### Instructions to follow
The answer should be each line of the records that contains the word "subtitle"; please copy them all.

### Provided information
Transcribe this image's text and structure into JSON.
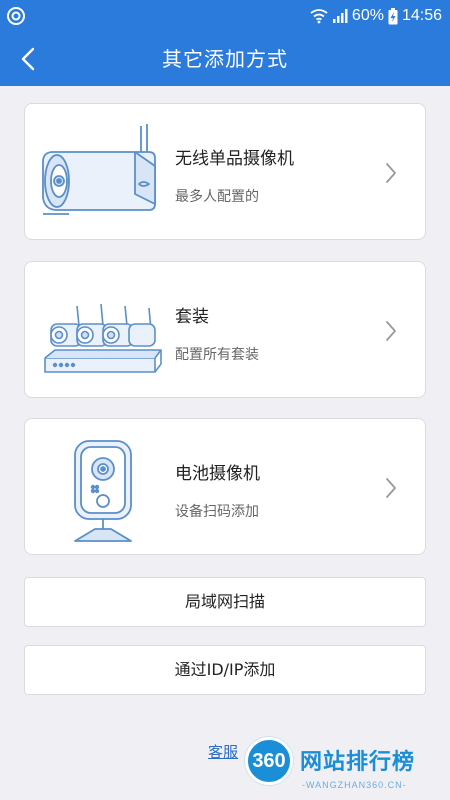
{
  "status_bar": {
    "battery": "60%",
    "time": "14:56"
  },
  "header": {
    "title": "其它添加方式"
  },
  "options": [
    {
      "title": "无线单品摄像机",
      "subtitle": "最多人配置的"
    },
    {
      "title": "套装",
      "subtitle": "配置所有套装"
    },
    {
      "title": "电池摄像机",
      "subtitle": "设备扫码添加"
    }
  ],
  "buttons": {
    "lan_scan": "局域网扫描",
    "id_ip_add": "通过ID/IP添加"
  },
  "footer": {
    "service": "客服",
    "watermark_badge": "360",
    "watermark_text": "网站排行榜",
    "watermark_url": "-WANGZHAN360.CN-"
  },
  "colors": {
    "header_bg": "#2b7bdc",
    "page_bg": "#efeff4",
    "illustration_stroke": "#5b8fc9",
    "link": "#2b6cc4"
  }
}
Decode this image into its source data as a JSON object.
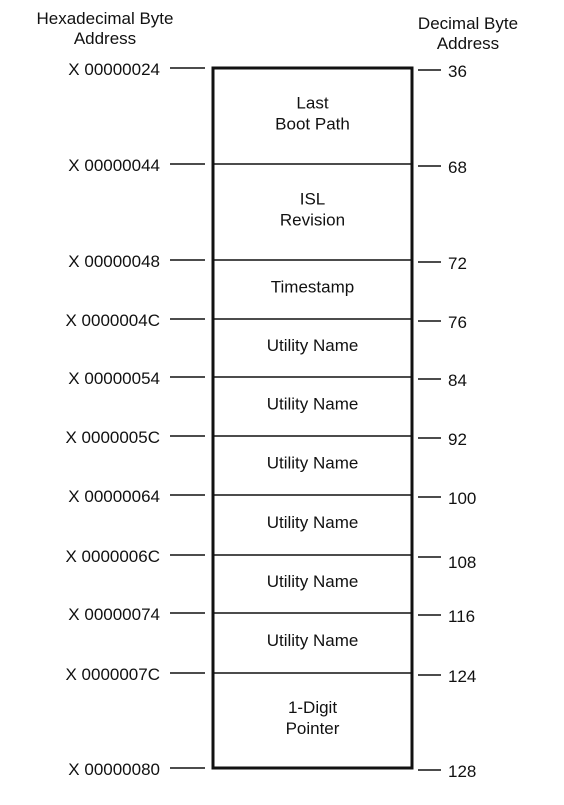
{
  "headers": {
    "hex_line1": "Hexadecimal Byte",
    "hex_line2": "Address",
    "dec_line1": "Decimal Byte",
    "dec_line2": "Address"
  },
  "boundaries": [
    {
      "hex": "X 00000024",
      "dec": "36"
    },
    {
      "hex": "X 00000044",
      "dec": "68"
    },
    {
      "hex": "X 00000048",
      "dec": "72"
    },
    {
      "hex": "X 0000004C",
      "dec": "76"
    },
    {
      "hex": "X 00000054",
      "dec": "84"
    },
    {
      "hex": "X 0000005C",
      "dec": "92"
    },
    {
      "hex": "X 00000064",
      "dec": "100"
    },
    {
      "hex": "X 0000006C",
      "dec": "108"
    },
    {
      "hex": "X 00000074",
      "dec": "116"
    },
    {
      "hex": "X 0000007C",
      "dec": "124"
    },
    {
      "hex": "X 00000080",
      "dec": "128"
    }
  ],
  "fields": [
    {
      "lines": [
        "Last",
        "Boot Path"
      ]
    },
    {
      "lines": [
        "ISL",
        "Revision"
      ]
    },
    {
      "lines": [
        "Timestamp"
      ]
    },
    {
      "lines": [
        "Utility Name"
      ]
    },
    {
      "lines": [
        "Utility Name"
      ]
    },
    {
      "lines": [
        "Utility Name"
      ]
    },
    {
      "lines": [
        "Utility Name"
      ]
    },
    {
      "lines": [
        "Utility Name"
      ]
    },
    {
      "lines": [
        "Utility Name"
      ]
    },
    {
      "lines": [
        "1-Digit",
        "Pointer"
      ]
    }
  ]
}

### Exercise response
      "subtitle": "最多人配置的"
      "subtitle": "配置所有套装"
      "subtitle": "设备扫码添加"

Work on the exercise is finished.